**Directions for this task**: List each line of the data that holds the string "your", please.

**Records for the task**:
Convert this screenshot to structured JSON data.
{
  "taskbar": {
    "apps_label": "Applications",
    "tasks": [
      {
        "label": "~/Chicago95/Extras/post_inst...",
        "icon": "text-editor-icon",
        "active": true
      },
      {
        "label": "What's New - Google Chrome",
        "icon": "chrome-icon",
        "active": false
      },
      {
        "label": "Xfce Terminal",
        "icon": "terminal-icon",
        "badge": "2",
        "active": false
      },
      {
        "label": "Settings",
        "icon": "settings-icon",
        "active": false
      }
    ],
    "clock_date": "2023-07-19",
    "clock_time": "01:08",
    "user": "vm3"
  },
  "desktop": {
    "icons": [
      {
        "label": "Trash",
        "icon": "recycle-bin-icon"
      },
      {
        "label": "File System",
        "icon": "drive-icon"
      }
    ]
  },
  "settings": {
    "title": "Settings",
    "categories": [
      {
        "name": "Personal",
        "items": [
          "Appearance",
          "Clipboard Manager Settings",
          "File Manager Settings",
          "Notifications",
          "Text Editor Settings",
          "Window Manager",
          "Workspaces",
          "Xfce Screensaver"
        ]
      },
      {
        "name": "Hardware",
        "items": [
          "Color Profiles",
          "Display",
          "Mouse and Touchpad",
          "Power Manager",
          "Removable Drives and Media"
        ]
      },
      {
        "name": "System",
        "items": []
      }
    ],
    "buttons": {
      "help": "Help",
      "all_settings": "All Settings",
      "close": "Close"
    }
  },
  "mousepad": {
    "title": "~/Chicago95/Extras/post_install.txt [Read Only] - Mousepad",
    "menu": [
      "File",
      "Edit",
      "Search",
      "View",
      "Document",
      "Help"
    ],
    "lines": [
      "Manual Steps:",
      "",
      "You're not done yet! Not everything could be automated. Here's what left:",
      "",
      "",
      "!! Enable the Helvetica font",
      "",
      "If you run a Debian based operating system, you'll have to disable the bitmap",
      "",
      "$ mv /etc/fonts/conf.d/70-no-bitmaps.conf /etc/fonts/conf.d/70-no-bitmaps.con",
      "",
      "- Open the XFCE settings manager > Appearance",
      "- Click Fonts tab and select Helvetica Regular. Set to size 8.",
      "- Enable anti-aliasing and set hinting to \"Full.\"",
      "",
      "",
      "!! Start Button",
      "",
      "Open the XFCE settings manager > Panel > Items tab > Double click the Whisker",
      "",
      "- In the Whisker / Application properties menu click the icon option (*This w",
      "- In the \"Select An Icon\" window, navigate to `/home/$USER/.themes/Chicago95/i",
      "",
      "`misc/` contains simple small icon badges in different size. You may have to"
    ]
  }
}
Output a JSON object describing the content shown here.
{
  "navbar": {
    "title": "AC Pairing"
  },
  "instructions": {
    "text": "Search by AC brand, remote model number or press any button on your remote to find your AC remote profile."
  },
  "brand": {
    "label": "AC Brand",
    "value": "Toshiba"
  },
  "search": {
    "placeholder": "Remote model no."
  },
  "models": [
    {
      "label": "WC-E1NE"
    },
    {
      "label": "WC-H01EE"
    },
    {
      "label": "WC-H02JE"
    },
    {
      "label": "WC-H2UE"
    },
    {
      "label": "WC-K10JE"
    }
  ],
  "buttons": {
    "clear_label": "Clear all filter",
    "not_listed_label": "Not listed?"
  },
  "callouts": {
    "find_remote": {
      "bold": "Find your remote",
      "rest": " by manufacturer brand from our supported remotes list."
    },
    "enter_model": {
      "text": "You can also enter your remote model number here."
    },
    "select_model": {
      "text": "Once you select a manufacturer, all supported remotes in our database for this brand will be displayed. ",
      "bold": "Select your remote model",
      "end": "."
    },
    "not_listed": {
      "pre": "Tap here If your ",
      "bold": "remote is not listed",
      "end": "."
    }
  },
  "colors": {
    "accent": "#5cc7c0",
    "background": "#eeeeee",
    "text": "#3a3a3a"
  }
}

**Solution**:
    "text": "Search by AC brand, remote model number or press any button on your remote to find your AC remote profile."
      "bold": "Find your remote",
      "text": "You can also enter your remote model number here."
      "bold": "Select your remote model",
      "pre": "Tap here If your ",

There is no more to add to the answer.